++++ DATA PROVIDED ++++

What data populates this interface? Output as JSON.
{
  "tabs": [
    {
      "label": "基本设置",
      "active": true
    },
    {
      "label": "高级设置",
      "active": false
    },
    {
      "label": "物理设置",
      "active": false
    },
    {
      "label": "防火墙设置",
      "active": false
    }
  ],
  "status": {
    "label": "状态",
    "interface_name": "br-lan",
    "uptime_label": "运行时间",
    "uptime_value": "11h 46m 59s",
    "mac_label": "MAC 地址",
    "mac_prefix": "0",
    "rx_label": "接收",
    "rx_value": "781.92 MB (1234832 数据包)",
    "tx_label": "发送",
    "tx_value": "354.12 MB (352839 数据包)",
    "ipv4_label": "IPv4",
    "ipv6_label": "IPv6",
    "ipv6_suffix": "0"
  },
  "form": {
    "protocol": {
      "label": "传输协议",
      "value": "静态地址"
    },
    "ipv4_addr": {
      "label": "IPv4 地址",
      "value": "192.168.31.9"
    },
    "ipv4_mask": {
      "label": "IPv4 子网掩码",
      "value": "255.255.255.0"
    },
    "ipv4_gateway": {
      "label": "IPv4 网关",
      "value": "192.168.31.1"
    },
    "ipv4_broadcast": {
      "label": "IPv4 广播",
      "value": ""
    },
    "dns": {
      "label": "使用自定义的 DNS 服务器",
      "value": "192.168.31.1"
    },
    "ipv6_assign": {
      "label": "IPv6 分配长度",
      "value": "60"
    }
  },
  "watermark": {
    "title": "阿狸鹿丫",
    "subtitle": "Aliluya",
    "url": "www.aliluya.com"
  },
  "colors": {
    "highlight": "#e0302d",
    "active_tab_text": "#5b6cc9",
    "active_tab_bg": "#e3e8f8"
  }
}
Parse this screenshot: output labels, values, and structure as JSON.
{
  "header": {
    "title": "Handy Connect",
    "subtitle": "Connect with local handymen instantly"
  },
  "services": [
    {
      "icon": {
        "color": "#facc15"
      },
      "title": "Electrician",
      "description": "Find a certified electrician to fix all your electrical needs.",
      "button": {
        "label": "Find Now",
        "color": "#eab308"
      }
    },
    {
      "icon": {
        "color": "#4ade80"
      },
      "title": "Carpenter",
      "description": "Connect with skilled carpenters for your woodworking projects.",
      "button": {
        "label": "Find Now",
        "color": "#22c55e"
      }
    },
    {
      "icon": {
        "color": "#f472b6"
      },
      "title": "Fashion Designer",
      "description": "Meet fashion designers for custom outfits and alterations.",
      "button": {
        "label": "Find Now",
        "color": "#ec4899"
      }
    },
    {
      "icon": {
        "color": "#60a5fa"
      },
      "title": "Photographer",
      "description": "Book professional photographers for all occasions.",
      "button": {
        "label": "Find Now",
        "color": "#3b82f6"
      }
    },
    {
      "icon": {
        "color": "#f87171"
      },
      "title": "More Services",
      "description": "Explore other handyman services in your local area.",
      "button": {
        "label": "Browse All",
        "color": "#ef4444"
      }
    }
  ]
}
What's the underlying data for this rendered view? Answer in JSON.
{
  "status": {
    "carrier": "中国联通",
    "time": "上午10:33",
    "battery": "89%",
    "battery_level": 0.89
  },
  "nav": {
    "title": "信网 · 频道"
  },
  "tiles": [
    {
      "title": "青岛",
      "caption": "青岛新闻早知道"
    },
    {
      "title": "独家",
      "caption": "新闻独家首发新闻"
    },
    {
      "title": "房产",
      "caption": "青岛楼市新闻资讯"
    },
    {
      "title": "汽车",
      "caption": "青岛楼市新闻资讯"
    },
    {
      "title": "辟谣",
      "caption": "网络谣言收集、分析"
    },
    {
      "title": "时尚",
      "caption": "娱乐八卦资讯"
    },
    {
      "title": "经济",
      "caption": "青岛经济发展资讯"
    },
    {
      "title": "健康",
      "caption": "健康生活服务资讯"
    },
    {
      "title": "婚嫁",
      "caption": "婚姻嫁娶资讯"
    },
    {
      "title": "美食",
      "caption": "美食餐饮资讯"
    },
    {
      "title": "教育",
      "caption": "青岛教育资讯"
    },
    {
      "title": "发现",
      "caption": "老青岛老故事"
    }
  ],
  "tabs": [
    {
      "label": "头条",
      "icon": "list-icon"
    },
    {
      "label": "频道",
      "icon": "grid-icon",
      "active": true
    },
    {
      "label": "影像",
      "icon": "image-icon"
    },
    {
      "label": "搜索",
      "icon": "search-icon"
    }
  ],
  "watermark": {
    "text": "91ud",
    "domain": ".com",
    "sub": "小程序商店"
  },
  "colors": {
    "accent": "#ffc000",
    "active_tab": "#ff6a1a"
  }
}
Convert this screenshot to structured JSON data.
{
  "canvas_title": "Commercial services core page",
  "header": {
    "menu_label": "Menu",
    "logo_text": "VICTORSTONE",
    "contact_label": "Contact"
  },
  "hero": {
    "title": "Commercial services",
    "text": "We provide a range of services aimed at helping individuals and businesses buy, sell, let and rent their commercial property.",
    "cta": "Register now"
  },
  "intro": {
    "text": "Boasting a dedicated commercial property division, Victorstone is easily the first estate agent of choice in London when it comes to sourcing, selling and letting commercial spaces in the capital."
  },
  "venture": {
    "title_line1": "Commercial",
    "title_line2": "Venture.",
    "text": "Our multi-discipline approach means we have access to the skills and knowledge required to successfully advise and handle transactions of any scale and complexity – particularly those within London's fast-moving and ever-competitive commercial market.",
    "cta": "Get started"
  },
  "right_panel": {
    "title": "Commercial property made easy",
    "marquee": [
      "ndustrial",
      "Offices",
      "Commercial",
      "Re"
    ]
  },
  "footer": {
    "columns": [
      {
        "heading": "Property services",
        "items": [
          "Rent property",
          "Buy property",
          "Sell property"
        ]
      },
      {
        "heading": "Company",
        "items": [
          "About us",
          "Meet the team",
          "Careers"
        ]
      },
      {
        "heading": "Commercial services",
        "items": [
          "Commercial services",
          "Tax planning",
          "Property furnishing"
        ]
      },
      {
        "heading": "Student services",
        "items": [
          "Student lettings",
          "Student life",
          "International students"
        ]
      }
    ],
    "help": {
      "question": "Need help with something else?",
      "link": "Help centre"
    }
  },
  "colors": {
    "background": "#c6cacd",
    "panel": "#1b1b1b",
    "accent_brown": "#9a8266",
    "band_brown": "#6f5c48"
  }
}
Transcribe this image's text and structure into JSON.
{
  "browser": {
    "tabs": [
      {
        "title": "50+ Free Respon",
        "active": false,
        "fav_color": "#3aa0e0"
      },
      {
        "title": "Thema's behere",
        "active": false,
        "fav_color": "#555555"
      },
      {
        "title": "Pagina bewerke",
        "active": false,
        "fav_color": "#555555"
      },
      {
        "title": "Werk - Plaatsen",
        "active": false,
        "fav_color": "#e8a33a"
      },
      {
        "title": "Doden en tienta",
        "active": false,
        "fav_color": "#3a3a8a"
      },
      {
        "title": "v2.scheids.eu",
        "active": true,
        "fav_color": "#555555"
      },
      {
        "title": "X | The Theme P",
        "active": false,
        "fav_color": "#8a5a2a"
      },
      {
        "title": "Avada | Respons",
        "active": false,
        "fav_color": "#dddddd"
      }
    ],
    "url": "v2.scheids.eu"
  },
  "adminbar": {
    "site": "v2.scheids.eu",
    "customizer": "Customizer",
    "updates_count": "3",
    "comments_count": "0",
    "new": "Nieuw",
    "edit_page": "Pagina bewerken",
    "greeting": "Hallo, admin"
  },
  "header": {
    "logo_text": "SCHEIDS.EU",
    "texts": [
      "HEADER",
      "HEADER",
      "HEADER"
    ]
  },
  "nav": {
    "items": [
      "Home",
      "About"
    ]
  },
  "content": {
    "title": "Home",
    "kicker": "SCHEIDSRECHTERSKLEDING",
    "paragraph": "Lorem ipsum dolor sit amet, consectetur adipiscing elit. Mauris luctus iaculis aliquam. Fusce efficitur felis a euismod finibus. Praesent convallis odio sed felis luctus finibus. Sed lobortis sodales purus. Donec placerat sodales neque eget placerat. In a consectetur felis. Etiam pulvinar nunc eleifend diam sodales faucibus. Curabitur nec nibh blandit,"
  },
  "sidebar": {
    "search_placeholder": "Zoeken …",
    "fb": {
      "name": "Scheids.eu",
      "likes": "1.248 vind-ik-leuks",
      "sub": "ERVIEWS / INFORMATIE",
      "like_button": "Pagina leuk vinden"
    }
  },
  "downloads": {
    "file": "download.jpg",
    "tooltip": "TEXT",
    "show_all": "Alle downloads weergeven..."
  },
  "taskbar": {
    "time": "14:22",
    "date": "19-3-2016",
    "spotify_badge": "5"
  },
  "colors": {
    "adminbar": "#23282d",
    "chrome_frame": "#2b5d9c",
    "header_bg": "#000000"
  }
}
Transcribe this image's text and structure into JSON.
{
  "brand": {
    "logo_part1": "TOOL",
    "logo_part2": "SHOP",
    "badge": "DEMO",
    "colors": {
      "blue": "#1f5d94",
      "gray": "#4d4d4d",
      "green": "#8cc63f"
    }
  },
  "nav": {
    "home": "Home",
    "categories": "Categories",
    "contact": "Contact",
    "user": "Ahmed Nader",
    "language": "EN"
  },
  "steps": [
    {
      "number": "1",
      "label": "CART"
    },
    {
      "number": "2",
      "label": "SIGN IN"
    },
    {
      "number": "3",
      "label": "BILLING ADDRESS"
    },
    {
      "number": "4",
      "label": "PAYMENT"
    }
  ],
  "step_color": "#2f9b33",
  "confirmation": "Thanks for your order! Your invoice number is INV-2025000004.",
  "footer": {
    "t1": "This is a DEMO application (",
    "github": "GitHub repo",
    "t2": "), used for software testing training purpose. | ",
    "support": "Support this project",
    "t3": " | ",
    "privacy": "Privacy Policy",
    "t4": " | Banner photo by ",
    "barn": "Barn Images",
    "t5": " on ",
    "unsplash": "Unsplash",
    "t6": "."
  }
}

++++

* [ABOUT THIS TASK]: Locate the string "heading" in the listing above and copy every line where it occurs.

* [SOLUTION TO THIS TASK]:
        "heading": "Property services",
        "heading": "Company",
        "heading": "Commercial services",
        "heading": "Student services",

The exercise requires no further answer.